Times are changing. Whether we like it or not, there are some things in business that we must do, if for no other reason, than because everyone else is doing it. It’s sort of like that dark blue suit you wore to your last job interview. It didn’t really make you more or less qualified, but you might not want to be the only person to show up in a mudcloth kaftan.
Business decision-makers are more comfortable dealing with people that “fit in”. (Don’t you just hate that?) And if those decision-makers have to answer to someone else, or worse yet, a committee, the pressure to take the safest route is insurmountable.
Imagine this scenario. You’re making a career-changing sales presentation before a buying committee. You’re dressed to impressed, your word selection is Shakespearean, your handout is panoramic, the moon is in the 7th house, and Jupiter is aligned with Mars. Just when you are about to whip out the order form, some wise guy on the committee retorts, “ I don’t see your web address on this business card. You DO have one don’t you?” He phrases the question in a way that suggests, “if you don’t have a web site, then I’m sure the horse you rode in on must be thirsty by now.”
If peer pressure alone is not a compelling enough reason to submit to the web-site-owning mania, then there are some more substantive reasons to get a web site. Unlike a few years ago when there just weren’t enough people surfing the web to make a web site investment worth your time and money. Now if you don’t have one, you run the risk of being viewed as a regressive anomaly.
There are numerous tangible, as well as intangible, reasons to own a web site. Look at your web site the same way as you look at your telephone. It might ring only once a year, but try explaining to someone that the reason you don’t have a telephone is because you get most of your orders in the mail. Good luck. They’ll probably think that you’re the Unabomber redux. While the stigma of not owning a web site has not quite reached that proportion, it’s not far off.
In the old days, only companies with certain budgets could justify the cost of a web site. But in the current “gotta have it now” climate, a web site is a staple. Whether it’s for your business, non-profit, class reunion or personal use, the web site has elbowed its way into the mainstream, right up there with the telephone and business card.
I get asked all the time by business owners, managers, startup companies and others, “do I need a website?” Well, the short answer is “yes”. The long answer is “absolutely”. Listed below are some of the common benefits of owning a web site:
· Gain and maintain credibility
· Market and advertise
· Sell products online
· Save money on printing literature
· Receive instant feedback from visitors
· Generate leads for follow up on sales efforts
· Expand hours of operation
· Increase distribution channels
· Save money on staff (avoid repeating routine information)
· Share time-sensitive information with customers, employees, investors, etc, i.e. prices, new products, etc.
· Publish newsletters and other promotional materials
· Include pictures, demos, samples, i.e., products, book reviews, audio clips, video clips, etc.
· Provide directions to your location, including maps

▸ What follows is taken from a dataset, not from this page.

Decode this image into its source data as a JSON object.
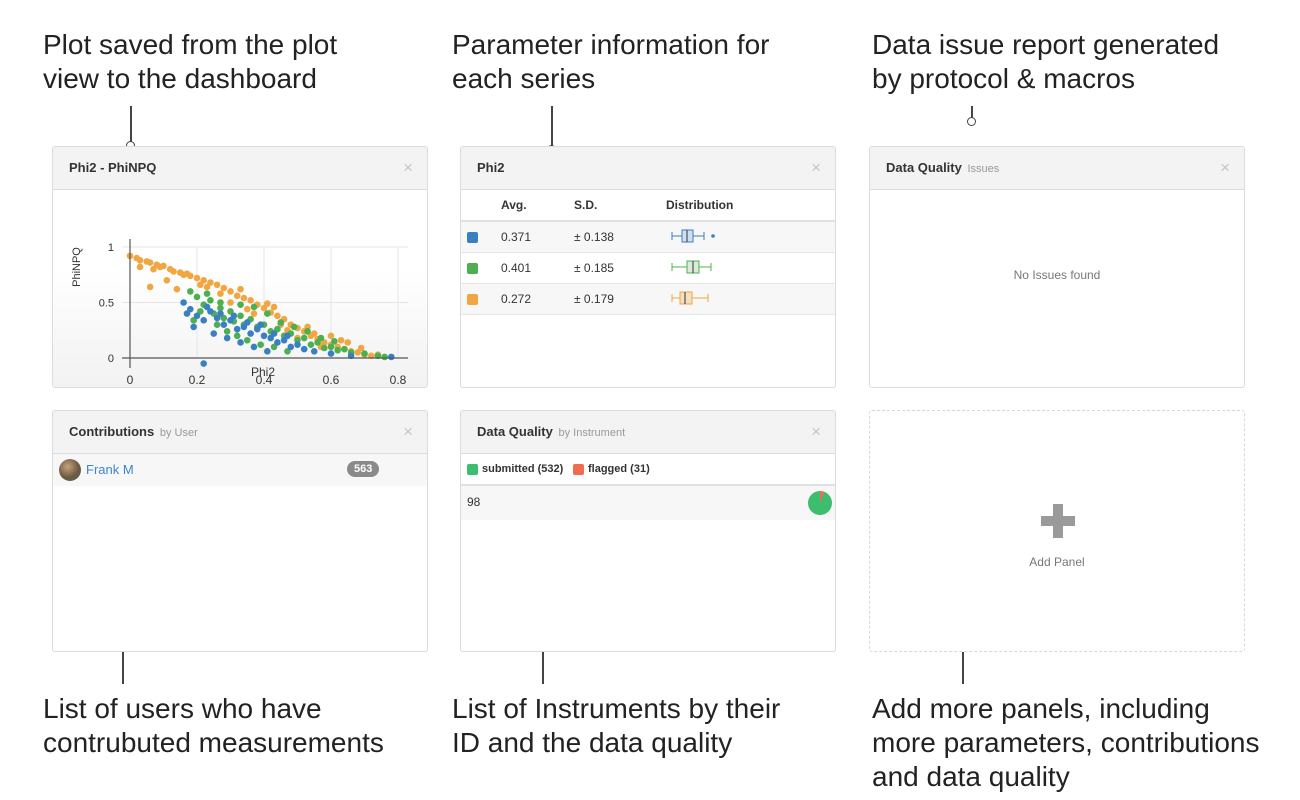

So as you can see, besides being a status symbol, a web site can actually put money in your pocket. Before you buy however, make sure that your web site aspirations are commensurate with your budget. There are some good bargains out there, but the best buys are the ones that also include a means of attracting visitors to your site.